If this is the first you’re hearing of Wattpad, you’re welcome.

The bustling online community is brimming with literary talent that may have otherwise never been discovered and a constantly growing library of content.

Whether you’re a first-time author wanting eyes on your work, an experienced writer dreaming of commercial success, or an avid reader wanting to expand your horizons, Wattpad provides an abundance of great opportunities. Check out our detailed overview from 2020.

Since launching in 2006, over 1 billion original literary pieces have been uploaded, feature films have been created for streaming services, and an average of 85 million users reportedly visit the app each month to create and consume – 80% of whom are millennials or Gen Z.

Over the last five years, $10 million has been paid out to Wattpad authors through a feature called ‘Paid Stories’, according to TechCrunch.

Billed as a revolutionary way to create revenue streams for its contributors, the 2019 change basically introduced a paywall to view content that could be unlocked through spending in-app currency called ‘coins’.

Packs for these – beginning at $0.99 for nine coins and maxing out at $7.99 for 230 coins – allowed the company to pay creators while taking a cut of the redirected cashflow.

Alternatively, users could pay a monthly subscription fee of $7.99 to unlock all content and the system worked relatively well.

In lieu of taking Wattpad to the next level, however, seniors at the company have now decided to scrap Paid Stories entirely and implement a freemium model with more immediate benefits for authors and readers dubbed ‘Wattpad Originals’.

On the former, the update is intended to give authors the best of both worlds regarding monetisation and growing their audience, instead of focusing on one to the detriment of the other.

‘It was harder for a story to go viral or suddenly pick up new readers at the same rate as a free story. So, for some authors, the program created a difficult choice between quickly growing the readership for a free story or monetising and accepting the potential of slower audience growth,’ said head of content Nick Uskoski.

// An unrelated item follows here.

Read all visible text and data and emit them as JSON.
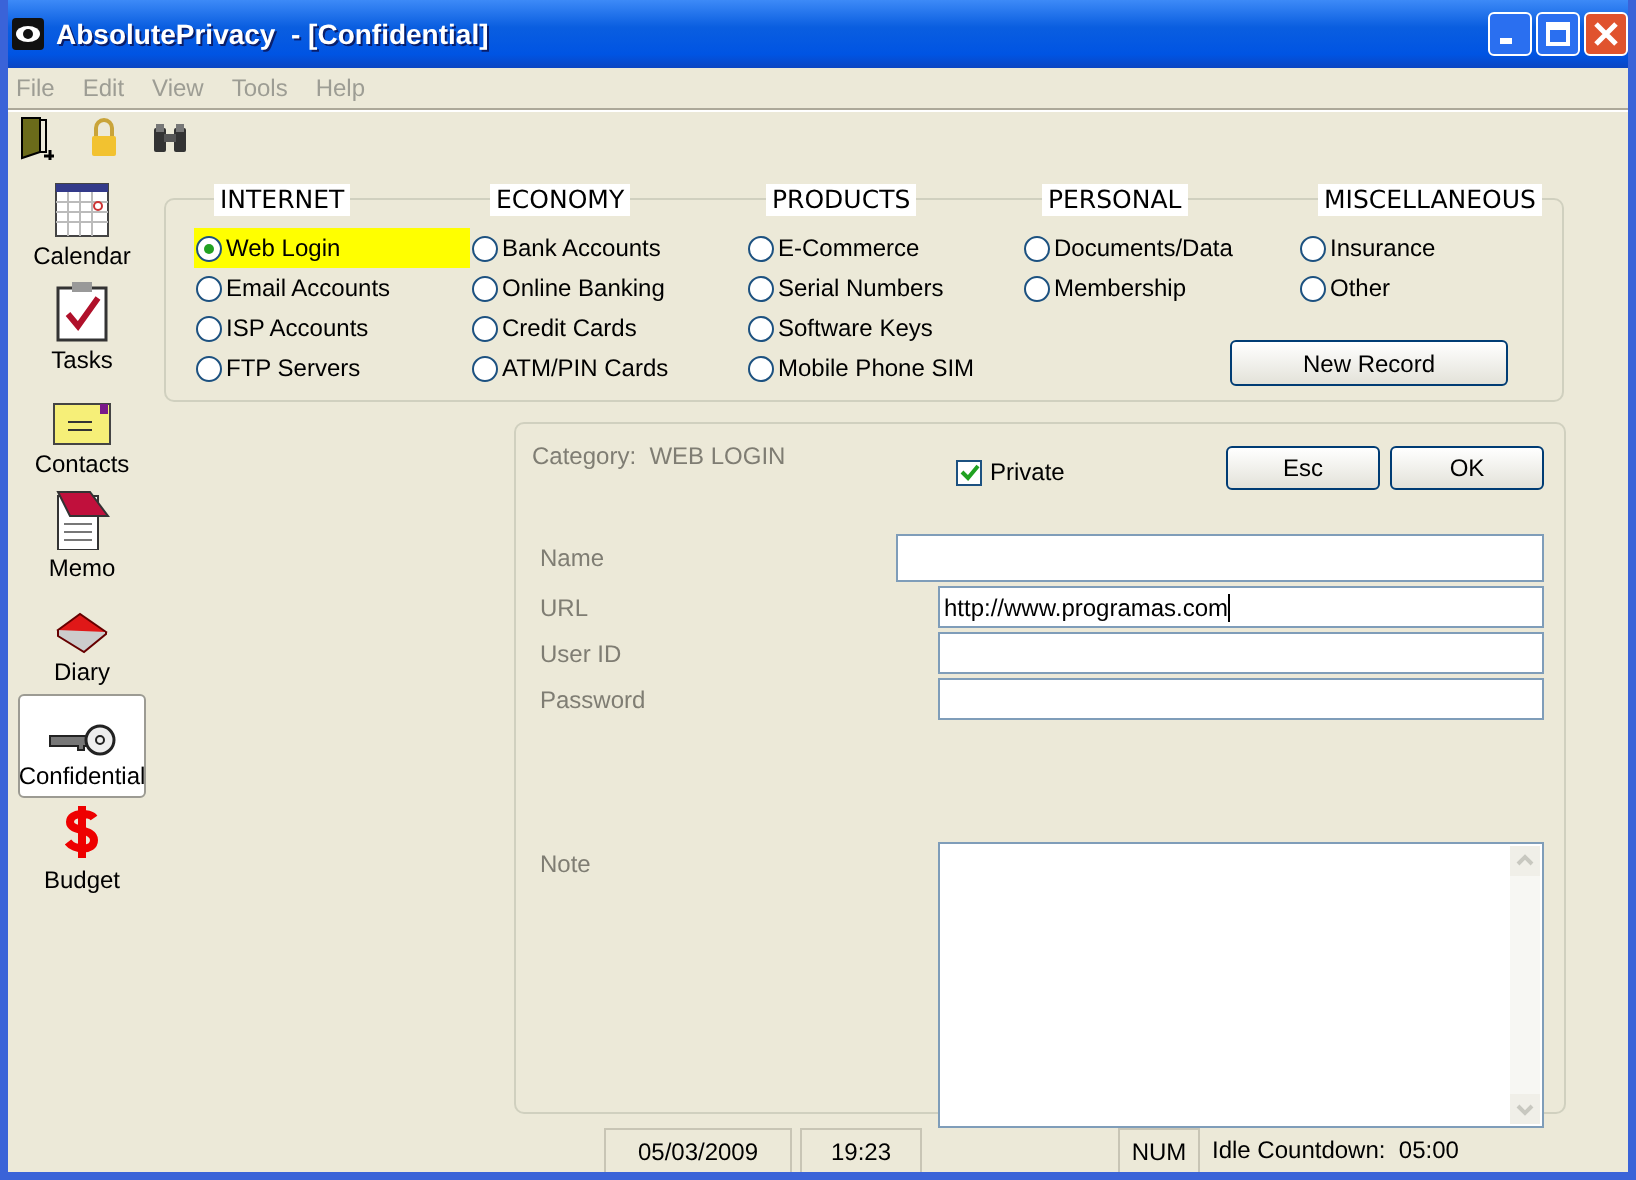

In order to eliminate this disparity, after a story is uploaded (whether in full or a rolling chapter basis) authors can now choose specific points at which to add a paywall. While previously, readers would be blocked off as the default, they can now try before they buy.

Alternatively, readers can choose to wait out incremental periods to unlock content for free. Whenever a new chapter is added to a live story, for instance, the previous one will instantly become available to view for no charge.

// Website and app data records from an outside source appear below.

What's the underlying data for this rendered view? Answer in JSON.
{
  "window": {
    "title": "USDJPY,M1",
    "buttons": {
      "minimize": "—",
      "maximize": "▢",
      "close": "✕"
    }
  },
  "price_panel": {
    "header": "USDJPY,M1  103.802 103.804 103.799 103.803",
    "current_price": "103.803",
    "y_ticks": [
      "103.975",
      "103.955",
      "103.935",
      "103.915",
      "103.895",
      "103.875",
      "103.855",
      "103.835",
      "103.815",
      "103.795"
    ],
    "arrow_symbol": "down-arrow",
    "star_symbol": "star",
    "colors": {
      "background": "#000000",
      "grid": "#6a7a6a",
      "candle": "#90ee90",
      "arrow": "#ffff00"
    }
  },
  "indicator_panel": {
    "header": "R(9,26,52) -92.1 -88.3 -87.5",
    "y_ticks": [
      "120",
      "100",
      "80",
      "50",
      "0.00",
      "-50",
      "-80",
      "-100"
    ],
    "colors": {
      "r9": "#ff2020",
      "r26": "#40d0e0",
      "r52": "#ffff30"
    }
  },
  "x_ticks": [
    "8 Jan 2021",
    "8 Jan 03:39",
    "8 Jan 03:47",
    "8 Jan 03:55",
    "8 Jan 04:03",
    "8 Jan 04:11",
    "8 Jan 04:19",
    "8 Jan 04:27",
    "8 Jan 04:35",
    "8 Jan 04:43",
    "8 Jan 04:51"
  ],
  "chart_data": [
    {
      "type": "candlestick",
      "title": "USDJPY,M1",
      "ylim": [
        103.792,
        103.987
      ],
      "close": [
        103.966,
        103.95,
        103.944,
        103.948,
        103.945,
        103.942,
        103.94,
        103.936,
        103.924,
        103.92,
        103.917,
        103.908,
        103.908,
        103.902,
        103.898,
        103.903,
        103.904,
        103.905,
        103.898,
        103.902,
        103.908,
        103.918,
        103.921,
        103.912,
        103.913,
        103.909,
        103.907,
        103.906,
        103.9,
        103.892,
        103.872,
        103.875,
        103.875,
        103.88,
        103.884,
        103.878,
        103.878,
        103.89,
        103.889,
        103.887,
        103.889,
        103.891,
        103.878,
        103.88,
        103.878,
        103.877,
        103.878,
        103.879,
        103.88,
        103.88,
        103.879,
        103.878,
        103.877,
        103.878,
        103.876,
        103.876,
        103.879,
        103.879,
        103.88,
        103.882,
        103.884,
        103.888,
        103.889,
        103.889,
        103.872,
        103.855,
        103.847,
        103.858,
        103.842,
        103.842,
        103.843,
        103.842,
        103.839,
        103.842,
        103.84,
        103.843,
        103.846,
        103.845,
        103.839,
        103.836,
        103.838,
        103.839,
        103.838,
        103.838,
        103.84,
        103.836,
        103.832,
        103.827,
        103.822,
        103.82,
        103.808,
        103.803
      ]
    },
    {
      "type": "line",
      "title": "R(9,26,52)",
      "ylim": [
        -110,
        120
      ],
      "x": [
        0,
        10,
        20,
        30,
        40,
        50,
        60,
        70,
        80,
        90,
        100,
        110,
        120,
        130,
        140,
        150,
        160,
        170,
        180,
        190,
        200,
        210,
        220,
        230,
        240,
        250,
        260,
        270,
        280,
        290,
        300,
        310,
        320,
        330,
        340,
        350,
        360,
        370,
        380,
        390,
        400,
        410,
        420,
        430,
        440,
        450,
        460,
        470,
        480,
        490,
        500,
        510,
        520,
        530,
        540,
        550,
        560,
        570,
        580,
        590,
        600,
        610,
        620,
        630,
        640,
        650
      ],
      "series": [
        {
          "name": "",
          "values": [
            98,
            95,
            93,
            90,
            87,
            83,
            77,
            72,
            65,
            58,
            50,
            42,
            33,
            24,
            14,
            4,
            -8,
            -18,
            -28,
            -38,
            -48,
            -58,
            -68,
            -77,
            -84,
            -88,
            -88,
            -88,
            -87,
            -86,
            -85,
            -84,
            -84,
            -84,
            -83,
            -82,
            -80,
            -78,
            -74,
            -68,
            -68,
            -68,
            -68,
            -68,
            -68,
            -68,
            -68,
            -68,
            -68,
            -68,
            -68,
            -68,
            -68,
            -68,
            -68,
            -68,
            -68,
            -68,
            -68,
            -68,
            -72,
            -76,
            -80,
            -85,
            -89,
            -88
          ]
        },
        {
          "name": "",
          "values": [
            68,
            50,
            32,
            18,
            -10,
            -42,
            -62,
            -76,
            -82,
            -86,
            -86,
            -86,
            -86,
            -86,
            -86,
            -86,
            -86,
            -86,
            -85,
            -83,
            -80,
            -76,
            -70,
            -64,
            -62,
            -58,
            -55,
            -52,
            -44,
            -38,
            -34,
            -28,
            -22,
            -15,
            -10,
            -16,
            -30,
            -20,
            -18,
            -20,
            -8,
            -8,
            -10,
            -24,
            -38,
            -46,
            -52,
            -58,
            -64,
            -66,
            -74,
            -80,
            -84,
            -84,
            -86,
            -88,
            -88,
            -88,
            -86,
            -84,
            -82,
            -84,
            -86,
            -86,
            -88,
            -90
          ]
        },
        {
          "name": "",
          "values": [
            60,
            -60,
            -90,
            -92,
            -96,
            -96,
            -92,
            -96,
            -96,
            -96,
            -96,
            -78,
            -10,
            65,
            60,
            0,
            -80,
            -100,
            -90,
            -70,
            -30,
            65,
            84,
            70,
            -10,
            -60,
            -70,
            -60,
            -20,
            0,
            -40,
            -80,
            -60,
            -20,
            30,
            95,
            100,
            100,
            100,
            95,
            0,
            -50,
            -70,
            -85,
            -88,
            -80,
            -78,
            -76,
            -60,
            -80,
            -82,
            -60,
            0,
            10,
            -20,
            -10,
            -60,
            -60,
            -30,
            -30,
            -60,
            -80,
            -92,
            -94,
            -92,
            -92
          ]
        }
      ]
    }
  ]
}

‘For the most recent story in a series, only the most recent ten chapters will ever be behind a paywall,’ Wattpad explains. ‘Readers will be able to see how long they need to wait until the next part will be available for free.’

Provided we see the changes actioned without any surprise caveats, it sounds like Wattpad is on it’s way to becoming less restrictive and more inclusive. At it’s core, the site recommends that the creatives be supported for their endeavours, but further agency is given to the user.

Hopefully authors and bookworms alike take to the changes.